This is science fiction from 1980 and is therefore not obsessed with:
This makes it rather refreshing. Instead this book uses an old theme, prevalent in post-WWII American SF: Humans (read the USA) are superior to everybody else. In this example, humans are technologically outclassed by every other space-faring species in the galaxy but are superior because their intelligence evolved naturally instead of being the result of genetic manipulation by an older species. Or maybe not - it's the hottest debate in the galaxy. Various species think humans are upstarts. Others - usually also younger species - kinda like humans. Devious, nefarious politics ensues and our protagonist gets caught up in it.
A slow start leads on to an exciting Poirot-style murder mystery and then a further action-adventure in the chromosphere of the sun, where life has been discovered.
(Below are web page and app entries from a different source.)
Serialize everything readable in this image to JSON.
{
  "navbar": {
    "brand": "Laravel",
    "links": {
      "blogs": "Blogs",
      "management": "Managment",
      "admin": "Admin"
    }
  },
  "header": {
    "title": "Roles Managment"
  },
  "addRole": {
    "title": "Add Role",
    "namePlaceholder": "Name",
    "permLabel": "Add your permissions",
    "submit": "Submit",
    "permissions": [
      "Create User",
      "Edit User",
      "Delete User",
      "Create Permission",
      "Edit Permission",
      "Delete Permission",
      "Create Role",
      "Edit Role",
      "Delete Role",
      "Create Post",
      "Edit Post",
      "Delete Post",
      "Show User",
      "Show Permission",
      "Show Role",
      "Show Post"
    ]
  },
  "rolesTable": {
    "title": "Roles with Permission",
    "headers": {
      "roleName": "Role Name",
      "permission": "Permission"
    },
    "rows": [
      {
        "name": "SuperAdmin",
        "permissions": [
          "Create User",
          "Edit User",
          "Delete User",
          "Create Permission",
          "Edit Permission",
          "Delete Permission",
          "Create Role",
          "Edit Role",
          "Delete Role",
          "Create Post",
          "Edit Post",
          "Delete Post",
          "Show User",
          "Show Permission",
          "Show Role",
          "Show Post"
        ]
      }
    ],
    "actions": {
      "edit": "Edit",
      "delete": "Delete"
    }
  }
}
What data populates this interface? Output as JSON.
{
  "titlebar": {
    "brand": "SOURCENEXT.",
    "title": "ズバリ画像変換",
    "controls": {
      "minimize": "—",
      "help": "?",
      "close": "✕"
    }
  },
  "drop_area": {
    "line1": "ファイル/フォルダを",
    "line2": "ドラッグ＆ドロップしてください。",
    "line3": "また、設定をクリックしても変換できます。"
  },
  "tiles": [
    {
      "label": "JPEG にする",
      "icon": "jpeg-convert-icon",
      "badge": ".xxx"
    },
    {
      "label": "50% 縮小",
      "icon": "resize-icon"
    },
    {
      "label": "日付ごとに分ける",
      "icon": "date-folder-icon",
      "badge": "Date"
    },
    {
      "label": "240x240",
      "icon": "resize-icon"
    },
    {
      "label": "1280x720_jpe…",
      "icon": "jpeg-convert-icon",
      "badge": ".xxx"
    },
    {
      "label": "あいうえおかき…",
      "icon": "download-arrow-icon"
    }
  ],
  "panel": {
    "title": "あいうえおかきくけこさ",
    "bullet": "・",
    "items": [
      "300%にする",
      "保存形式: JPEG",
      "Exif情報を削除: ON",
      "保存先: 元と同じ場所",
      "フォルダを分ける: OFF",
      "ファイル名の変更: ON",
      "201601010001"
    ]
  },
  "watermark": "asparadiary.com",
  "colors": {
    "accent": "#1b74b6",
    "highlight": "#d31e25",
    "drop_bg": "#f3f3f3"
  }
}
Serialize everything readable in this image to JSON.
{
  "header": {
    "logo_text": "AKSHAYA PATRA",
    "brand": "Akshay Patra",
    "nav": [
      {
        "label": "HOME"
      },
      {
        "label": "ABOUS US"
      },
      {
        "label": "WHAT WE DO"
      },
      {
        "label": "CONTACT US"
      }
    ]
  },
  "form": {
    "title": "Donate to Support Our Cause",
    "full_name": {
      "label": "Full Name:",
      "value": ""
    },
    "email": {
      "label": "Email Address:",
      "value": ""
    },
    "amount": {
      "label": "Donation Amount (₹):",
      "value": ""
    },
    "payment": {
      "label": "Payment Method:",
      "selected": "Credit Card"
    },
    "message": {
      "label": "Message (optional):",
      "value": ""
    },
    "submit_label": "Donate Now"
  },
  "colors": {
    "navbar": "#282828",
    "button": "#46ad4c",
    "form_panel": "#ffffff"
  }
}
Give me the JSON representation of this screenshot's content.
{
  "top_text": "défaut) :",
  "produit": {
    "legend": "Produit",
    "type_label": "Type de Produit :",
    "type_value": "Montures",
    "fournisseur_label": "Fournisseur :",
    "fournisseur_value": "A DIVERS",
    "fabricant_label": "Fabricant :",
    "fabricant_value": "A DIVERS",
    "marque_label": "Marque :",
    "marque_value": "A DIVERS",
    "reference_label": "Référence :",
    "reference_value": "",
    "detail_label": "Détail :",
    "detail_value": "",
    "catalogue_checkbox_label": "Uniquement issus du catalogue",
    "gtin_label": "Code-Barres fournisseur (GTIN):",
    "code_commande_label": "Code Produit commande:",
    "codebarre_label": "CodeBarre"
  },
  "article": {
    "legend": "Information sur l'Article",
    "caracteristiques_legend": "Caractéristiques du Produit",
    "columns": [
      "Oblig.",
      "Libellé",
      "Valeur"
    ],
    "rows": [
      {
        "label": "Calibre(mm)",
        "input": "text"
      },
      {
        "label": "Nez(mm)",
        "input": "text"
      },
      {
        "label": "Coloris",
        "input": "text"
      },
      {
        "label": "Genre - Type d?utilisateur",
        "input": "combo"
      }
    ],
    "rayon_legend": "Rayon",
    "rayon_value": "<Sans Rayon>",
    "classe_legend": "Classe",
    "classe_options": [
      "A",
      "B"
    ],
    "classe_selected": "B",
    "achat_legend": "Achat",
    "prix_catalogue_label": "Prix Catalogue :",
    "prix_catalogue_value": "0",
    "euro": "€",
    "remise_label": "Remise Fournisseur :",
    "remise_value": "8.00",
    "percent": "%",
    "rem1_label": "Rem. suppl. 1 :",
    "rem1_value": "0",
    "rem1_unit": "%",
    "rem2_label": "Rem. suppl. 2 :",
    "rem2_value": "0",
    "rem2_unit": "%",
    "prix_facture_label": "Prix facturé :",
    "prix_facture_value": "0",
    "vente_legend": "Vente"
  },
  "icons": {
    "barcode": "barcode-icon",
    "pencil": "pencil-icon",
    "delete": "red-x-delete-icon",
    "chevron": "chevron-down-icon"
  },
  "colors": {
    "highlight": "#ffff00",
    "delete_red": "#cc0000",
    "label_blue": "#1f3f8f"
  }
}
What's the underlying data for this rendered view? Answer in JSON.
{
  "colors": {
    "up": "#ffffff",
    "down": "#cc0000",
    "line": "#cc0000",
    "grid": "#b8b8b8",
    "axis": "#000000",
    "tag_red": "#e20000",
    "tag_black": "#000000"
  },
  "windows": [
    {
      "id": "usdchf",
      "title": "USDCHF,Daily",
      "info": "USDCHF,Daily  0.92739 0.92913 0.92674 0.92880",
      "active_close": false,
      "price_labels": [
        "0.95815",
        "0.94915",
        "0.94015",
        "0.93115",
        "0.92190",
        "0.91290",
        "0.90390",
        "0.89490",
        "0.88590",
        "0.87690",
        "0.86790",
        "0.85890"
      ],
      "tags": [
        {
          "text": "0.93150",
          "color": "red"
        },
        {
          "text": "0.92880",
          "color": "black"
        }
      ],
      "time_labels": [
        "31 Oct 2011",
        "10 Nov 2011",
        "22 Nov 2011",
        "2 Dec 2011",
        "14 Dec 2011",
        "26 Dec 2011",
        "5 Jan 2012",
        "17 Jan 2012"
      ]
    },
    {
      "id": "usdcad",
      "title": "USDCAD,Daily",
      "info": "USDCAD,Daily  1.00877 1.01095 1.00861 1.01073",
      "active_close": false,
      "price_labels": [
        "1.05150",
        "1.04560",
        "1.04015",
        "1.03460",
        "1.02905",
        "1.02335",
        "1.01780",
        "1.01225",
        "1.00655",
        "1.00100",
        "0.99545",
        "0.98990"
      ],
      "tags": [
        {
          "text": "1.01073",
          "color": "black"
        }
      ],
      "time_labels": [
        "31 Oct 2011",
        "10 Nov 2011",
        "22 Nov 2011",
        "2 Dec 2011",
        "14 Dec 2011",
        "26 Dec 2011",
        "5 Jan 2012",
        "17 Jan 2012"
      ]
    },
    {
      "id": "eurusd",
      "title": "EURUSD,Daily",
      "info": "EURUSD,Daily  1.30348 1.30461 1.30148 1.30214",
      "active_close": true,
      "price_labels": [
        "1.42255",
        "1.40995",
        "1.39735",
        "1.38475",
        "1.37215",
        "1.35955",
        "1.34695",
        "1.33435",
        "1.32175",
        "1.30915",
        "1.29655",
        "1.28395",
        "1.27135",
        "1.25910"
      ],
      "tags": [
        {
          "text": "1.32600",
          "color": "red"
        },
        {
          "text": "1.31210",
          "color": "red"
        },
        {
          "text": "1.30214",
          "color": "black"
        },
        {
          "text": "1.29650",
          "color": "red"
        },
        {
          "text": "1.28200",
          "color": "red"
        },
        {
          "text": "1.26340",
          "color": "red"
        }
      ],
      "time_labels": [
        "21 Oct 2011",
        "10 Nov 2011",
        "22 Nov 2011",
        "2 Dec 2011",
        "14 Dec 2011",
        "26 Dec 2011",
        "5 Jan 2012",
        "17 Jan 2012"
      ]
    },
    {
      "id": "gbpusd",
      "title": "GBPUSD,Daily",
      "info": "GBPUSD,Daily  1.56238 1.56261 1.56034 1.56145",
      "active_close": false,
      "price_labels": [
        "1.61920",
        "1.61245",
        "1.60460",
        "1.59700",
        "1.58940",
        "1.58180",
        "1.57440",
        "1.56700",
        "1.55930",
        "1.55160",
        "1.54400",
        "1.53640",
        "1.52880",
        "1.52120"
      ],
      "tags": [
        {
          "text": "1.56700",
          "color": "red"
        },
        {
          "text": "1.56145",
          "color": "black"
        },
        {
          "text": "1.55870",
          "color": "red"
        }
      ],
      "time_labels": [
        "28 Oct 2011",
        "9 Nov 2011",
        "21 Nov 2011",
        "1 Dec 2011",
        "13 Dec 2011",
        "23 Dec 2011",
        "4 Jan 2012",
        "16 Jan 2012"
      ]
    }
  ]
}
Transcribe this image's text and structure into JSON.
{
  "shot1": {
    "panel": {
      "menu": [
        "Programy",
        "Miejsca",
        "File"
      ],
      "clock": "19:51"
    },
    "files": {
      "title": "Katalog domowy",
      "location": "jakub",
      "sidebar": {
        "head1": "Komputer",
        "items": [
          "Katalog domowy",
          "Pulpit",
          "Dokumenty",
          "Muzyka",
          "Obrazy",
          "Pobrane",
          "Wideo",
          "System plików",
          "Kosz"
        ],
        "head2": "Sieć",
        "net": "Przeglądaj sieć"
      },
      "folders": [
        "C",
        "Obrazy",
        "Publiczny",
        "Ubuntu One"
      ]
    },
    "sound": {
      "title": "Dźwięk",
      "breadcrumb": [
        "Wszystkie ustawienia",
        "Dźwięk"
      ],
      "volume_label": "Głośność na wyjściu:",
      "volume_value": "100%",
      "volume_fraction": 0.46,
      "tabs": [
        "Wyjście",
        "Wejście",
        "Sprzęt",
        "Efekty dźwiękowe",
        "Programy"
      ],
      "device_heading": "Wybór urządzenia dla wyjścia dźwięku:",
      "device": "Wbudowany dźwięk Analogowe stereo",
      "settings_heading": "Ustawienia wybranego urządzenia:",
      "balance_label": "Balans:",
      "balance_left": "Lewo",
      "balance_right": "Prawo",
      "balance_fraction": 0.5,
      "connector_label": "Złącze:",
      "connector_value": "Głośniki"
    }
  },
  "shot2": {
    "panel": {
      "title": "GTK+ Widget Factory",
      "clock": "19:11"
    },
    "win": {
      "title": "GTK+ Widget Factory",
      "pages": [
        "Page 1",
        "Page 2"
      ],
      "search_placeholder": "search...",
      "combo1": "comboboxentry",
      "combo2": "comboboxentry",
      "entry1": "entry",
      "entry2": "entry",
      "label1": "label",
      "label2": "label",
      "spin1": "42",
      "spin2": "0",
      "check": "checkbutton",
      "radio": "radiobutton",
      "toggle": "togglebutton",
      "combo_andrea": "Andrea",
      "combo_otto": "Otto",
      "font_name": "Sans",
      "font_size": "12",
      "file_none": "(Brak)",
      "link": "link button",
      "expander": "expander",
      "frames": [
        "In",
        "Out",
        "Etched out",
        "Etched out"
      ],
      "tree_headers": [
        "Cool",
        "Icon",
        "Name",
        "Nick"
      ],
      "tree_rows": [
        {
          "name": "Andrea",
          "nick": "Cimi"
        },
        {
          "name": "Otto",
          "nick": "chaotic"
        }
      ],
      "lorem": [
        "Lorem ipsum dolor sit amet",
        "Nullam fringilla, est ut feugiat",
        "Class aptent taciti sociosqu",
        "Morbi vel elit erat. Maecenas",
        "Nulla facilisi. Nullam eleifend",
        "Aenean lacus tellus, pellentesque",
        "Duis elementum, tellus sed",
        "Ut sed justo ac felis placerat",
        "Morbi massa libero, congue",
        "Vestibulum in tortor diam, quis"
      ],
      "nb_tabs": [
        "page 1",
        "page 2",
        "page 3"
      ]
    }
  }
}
Apart from being a compelling story, the main interesting thing in the book is this sun-life. I'm sure I've come across the idea of star life before but never in as much detail.
Inevitably this is the first volume of a series; I'm inclined to carry on with it if I spot the remaining volumes.